Meanwhile, Secretary of State Mike Pompeo was even more explicit about how he deliberately establishes his religion in his government work, as reported by the Times of Israel also on October 12,
In his official capacity as America’s top diplomat, US Secretary of State Mike Pompeo delivered a speech on Friday on 'what it means to be a Christian leader' during a State Department event, prompting criticism that he crossed the line denoting the separation of church and state.
Addressing the American Association of Christian Counselors in Nashville, Tennessee, Pompeo emphasized what he deemed the main components of Christian leadership.
'I want to use my time today to think about what it means to be a Christian leader, a Christian leader in three areas,' he said. 'First is disposition. How is it that one carries oneself in the world? The second is dialogue, talking. How is it that we engage with others around the world? And third is decisions, decisions that we make.'

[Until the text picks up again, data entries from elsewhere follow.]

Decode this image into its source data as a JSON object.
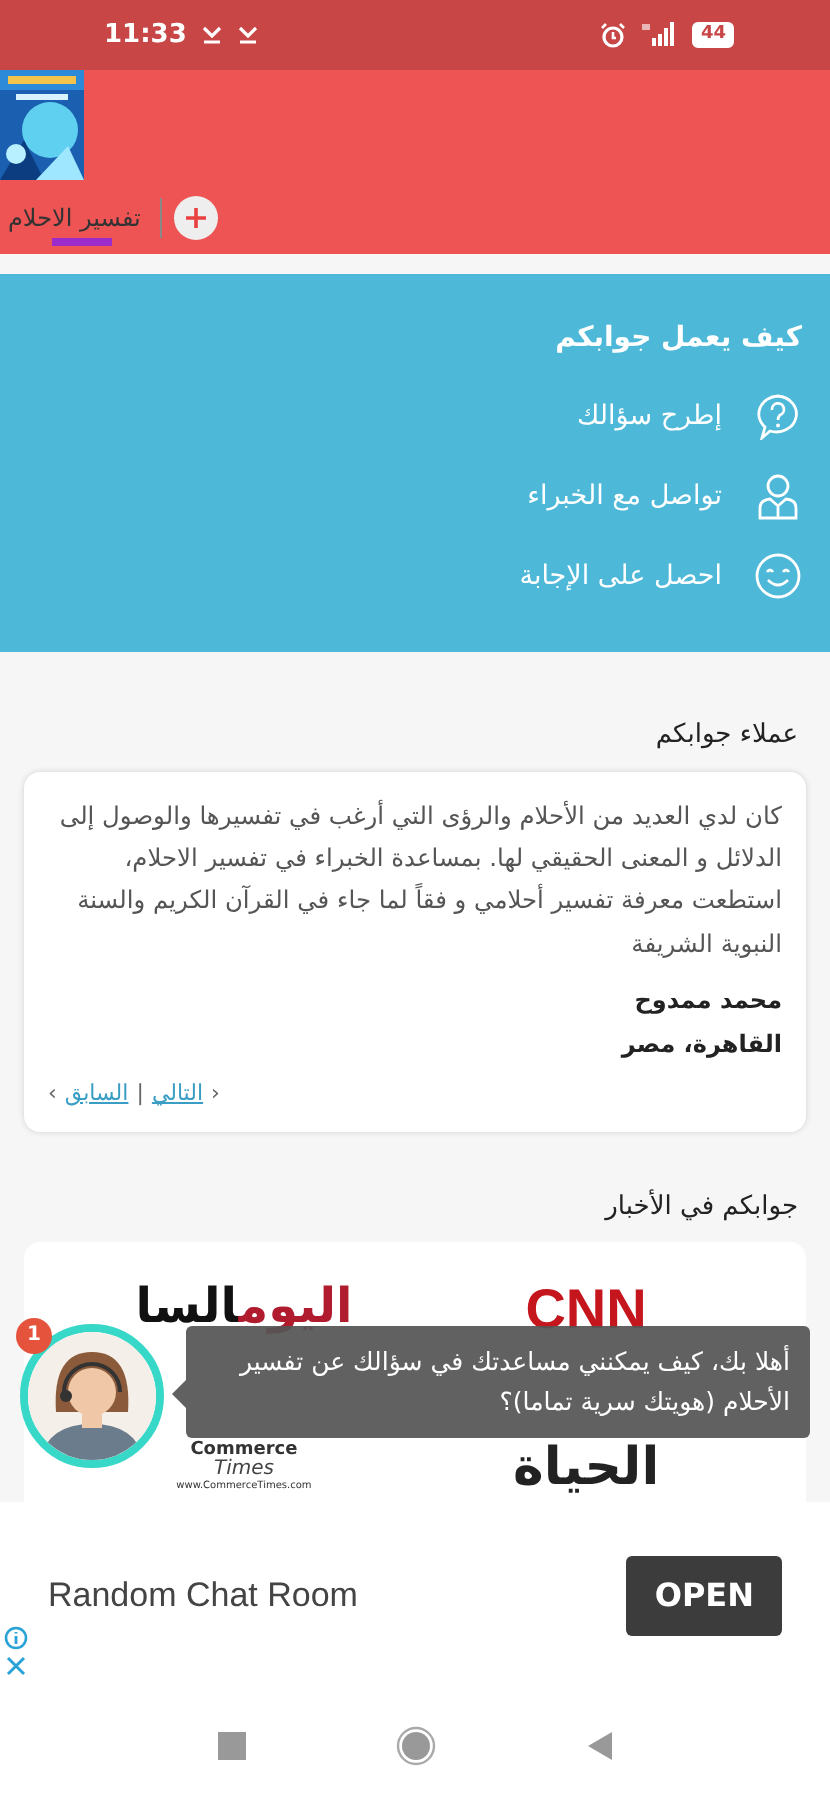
{
  "status_bar": {
    "time": "11:33",
    "battery": "44"
  },
  "app_bar": {
    "tabs": [
      {
        "label": "تفسير الاحلام",
        "selected": true
      }
    ]
  },
  "how_it_works": {
    "title": "كيف يعمل جوابكم",
    "steps": [
      {
        "kind": "question",
        "text": "إطرح سؤالك"
      },
      {
        "kind": "expert",
        "text": "تواصل مع الخبراء"
      },
      {
        "kind": "smile",
        "text": "احصل على الإجابة"
      }
    ]
  },
  "testimonials": {
    "title": "عملاء جوابكم",
    "quote": "كان لدي العديد من الأحلام والرؤى التي أرغب في تفسيرها والوصول إلى الدلائل و المعنى الحقيقي لها. بمساعدة الخبراء في تفسير الاحلام، استطعت معرفة تفسير أحلامي و فقاً لما جاء في القرآن الكريم والسنة النبوية الشريفة",
    "name": "محمد ممدوح",
    "location": "القاهرة، مصر",
    "pager": {
      "left_mark": "‹",
      "prev": "السابق",
      "separator": "|",
      "next": "التالي",
      "right_mark": "›"
    }
  },
  "news": {
    "title": "جوابكم في الأخبار",
    "logos": [
      {
        "kind": "cnn",
        "text": "CNN"
      },
      {
        "kind": "youm7",
        "text": "اليوم",
        "text_2": "السا"
      },
      {
        "kind": "hayat",
        "text": "الحياة"
      },
      {
        "kind": "commerce",
        "text": "Commerce",
        "text_2": "Times",
        "text_3": "www.CommerceTimes.com"
      }
    ]
  },
  "chat": {
    "badge": "1",
    "message": "أهلا بك، كيف يمكنني مساعدتك في سؤالك عن تفسير الأحلام (هويتك سرية تماما)؟"
  },
  "ad": {
    "title": "Random Chat Room",
    "button": "OPEN"
  }
}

By the way, just to underline that this was an official speech, not just Pompeo speaking personally about his religious beliefs, the transcript of the speech is now on the official US State Department website here.

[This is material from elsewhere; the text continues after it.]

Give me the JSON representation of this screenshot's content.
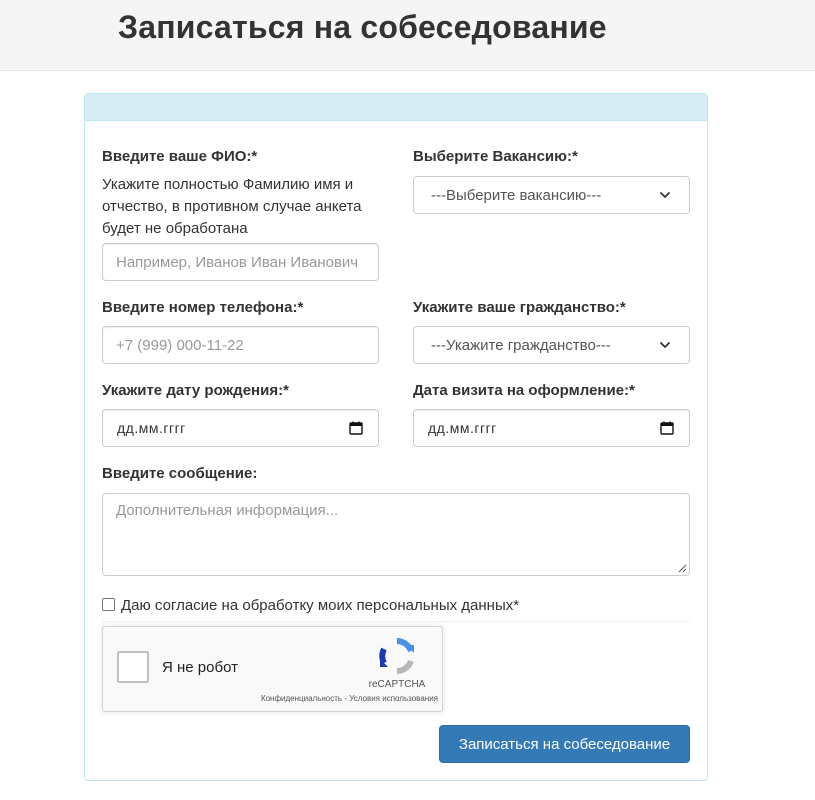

The Times of Israel quoted
Aaron Keyak, the former head of the National Jewish Democratic Council, [who] questioned the propriety of Pompeo’s using his platform to promote a particular religion.
'There’s obviously no issue with the secretary of state being a leader, nor his being a proud Christian,' Keyak told The Times of Israel. 'But it’s a problem that Secretary Pompeo thinks it’s appropriate to put those two words together and hold an official State Department event on being a Christian leader.'
'He’s an American leader, who is also a practicing Christian,' Keyak went on. 'Him talking as a Christian leader and billing it as such is an affront to our separation of church and state.'
As we said before, basing health care and public health decisions on political ideology or religious belief seems worse than just basing them on money, which had become prevalent in the dysfunctional US health care system. In some cases, the resulting mission-hostility seems to translate into violations of the US constitution. For example, making health care decisions based on a particular religion's beliefs could be harmful for patients or citizens who do not share these beliefs, plus violate the Constitution's guarantee of freedom of a government establishment of religion.
For years, I thought that health care dysfunction was primarily about individuals and private organizations, including but not limited to pharmaceutical, biotechnology and device companies; hospitals and hospital systems; insurance companies, academic medical institutions; physicians and their practices; etc, etc, etc. Consequently, I thought these individuals and organizations needed better awareness of health care dysfunction to provoke them to improve matters. I thought of the government as being involved, but mainly because of well-intentioned, sometimes bumbling government actions and policies that often had unintended effects, and sometimes excess coziness with the health care industry. While I knew that the government was subject to regulatory capture and various leadership problems, its role in health care dysfunction, at least in the US, seemed almost secondary.
But in the Trump era, there is a new (ab)normal. All the trends we have seen since our last discussion of health care reform are towards tremendous government dysfunction, some of it overtly malignant, especially in terms of corruption of government leadership of unprecedented scope and at the highest levels, and overt influence of government-favored political ideology and religious beliefs on health care policy and other policies and actions.
I hope that our update above will add to the urgency pointing health care and public health professionals, patients, and all citizens towards a much more vigorous response. US health care dysfunction was always part of the broader political economy, which is now troubled in new and dangerous ways. We do not have much time to act.
If not now, when?
If not us, who?